Dated 1922. Translated by Paul Nursey-Bray with the assistance of Piero Ammirato. Edited with an introduction by Paul Nursey-Bray. Retrieved from http://libcom.org/files/At_The_Cafe_-_Errico_Malatesta_-_Conversations_on_Anarchism.pdf
Malatesta began writing the series of dialogues that make up At the Cafe: Conversations on Anarchism in March 1897, while he was in hiding in Ancona and busy with the production of the periodical L’Agitazione. Luigi Fabbri, in his account of this period, written to introduce the 1922 edition of the full set of dialogues (Bologna, Edizioni di Volontà), edited by Malatesta (Reprint, Torino, Sargraf, 1961), gives us a beguiling picture of Malatesta, clean-shaven as a disguise, coming and going about the city, pipe in mouth, smiling impudently at his friends, who, for the sake of his safety, wished him elsewhere.
The idea of the dialogues was suggested to him by the fact that he often frequented a café that was not usually the haunt of subversives such as himself. Indeed, one of the regulars, who was a member of the police, used to engage Malatesta in conversation without, of course, as Fabbri notes, any idea that a real prize lay within his grasp. Anarchism would almost certainly been one of the topics of conversation since the anarchists of the city constantly bombarded their fellow townspeople with a barrage of propaganda that occasioned frequent trials.
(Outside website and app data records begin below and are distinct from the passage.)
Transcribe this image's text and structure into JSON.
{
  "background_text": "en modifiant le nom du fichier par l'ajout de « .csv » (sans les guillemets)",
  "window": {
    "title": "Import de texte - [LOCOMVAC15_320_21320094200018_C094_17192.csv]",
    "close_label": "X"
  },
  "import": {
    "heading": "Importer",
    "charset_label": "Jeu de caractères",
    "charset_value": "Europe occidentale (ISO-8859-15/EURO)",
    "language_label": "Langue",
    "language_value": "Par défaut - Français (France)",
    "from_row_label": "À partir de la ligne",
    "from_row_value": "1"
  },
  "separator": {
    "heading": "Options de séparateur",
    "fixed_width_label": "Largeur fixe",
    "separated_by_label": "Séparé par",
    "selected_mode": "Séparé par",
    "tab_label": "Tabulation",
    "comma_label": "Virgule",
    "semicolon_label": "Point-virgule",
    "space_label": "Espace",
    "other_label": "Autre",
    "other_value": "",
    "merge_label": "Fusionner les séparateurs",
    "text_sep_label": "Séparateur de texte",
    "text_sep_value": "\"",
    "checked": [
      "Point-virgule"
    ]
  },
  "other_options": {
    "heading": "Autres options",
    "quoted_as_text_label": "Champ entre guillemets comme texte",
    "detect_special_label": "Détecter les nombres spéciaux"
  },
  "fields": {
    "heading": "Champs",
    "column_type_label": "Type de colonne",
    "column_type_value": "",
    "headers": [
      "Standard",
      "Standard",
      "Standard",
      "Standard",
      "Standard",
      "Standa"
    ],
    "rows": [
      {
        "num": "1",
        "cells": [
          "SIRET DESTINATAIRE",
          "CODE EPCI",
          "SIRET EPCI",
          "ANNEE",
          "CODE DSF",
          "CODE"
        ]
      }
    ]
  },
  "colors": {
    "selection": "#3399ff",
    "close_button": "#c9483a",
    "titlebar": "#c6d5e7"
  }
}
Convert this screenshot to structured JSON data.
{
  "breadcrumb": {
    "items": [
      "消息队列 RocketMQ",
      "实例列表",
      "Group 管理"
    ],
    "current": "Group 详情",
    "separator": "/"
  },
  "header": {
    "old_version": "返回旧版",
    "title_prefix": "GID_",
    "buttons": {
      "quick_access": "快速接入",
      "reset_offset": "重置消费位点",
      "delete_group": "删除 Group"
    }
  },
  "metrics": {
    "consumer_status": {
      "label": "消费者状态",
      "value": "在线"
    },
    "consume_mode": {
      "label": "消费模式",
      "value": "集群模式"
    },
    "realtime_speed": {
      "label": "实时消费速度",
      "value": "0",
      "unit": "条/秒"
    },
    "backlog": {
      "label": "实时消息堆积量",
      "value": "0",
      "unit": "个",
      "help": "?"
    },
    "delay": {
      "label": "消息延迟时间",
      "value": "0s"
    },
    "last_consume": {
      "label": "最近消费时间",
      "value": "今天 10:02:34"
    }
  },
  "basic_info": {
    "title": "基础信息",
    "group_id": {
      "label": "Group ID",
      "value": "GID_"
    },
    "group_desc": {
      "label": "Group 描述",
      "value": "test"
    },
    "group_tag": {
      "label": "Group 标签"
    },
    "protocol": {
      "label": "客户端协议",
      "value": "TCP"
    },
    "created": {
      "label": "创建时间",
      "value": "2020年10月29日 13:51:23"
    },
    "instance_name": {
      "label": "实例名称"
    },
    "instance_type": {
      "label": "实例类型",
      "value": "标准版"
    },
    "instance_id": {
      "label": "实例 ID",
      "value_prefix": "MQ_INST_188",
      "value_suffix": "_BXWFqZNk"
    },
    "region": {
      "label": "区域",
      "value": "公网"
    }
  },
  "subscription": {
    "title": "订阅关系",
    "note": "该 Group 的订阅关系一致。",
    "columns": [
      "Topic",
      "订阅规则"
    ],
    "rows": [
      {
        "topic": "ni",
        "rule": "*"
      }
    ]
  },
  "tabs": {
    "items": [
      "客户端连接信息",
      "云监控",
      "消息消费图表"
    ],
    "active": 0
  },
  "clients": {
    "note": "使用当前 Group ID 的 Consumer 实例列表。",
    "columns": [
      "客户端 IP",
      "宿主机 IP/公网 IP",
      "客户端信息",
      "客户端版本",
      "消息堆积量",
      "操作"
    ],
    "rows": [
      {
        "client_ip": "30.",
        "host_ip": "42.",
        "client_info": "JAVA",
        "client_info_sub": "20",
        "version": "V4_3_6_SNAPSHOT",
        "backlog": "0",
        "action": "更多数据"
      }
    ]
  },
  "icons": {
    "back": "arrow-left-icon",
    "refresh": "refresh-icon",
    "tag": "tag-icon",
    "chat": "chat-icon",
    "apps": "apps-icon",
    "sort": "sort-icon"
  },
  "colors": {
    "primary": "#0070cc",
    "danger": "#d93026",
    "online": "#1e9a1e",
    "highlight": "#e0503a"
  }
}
The form that the dialogues were to take was drawn then from an actual venue and from Malatesta’s own experience. It resulted in a literary device excellently well suited to his particular genius, which is his ability to render complex ideas into straightforward language and to make them directly accessible. The dialogue form also allowed Malatesta to debate the ideas of his opponents, while subjecting his own anarchist views to a critical scrutiny aimed at communicating to his readers their political import and their practical applicability. Indeed one of the strengths of the dialogues is the absence of straw men. The inquisition of anarchism is searching and genuine, often highlighting what its opponents would regard as points of weakness and vulnerability. It makes Malatesta’s spirited defence all the more impressive. Continue reading “At The Café: Conversations on Anarchism”